Multilingualism is the knowledge of multiple languages, usually three or more. But what does it take to be classed as multilingual, bilingual or fluent?
By completing this activity you will consider what is meant by multilingualism. You will also reflect on the meaning of some of the key terms we will use in this course and feel more confident about using those terms in conversations about language.
Read the following text.
What is multilingualism? Do you need to be fluent in at least three languages to say you are multilingual? What if you can easily speak in four languages but you can only read and write in two of them? Perhaps you spoke one language at school, one at home and another when you went abroad in the holidays – does that count?
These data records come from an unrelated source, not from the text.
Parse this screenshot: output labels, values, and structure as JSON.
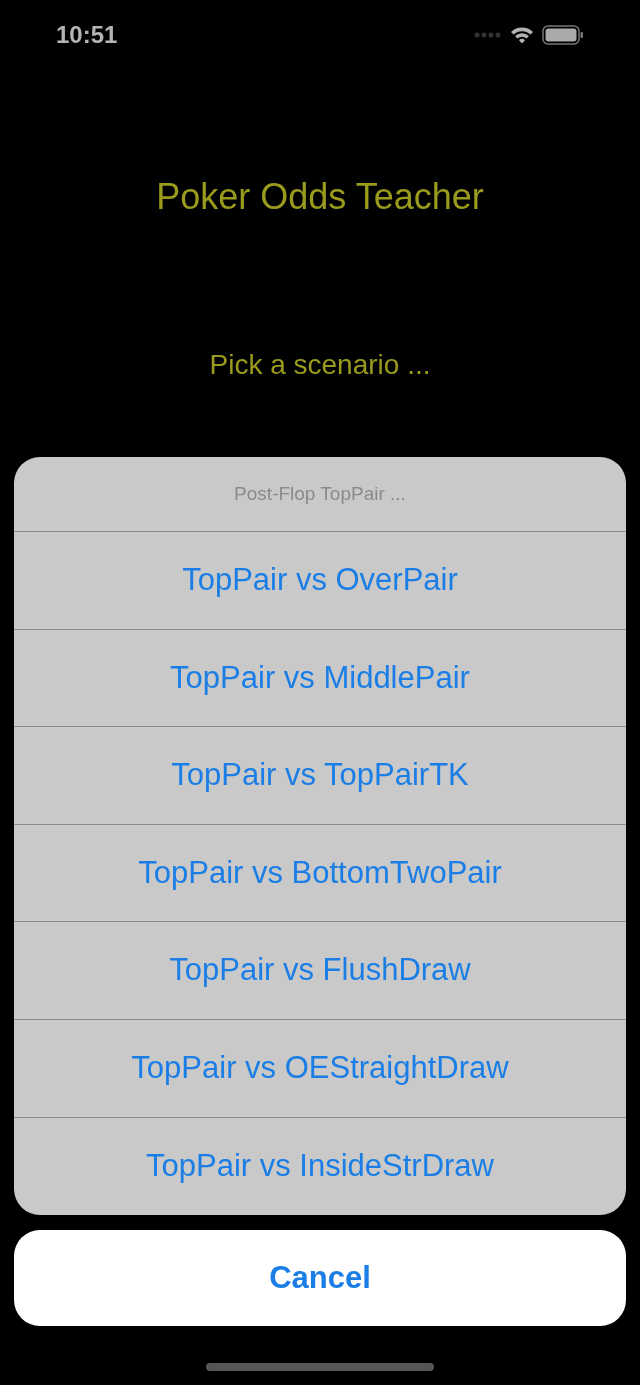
{
  "status_bar": {
    "time": "10:51"
  },
  "title": "Poker Odds Teacher",
  "prompt": "Pick a scenario ...",
  "action_sheet": {
    "title": "Post-Flop TopPair ...",
    "options": [
      "TopPair vs OverPair",
      "TopPair vs MiddlePair",
      "TopPair vs TopPairTK",
      "TopPair vs BottomTwoPair",
      "TopPair vs FlushDraw",
      "TopPair vs OEStraightDraw",
      "TopPair vs InsideStrDraw"
    ],
    "cancel": "Cancel"
  }
}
As these examples show, there are different layers to the concept of multilingualism; its definition may vary depending on context and individual experience. Similarly, at what point are you fluent in another language? What do we mean when we talk about grading your language so that others can follow what you’re saying? And how do we distinguish between a regional accent and a dialect?
The reality is that our understanding of these concepts can vary depending on our own experience. The exercise below will help you to reflect on your current understanding and introduce you to some different ways of thinking about language.
Apply Your Thinking:
Read the list of terms in the following template and think about your understanding of each item. Write down a brief definition in your own words for as many of the words as you can. Leave blank those which you have never heard of before.
Stop and Reflect:
Comparing your definitions
Compare your definitions to those shown here. Internally reflect around the following prompts.
- Was there anything that surprised you?
- How do you think your personal experience has informed your answers?
- What would you like to learn more about?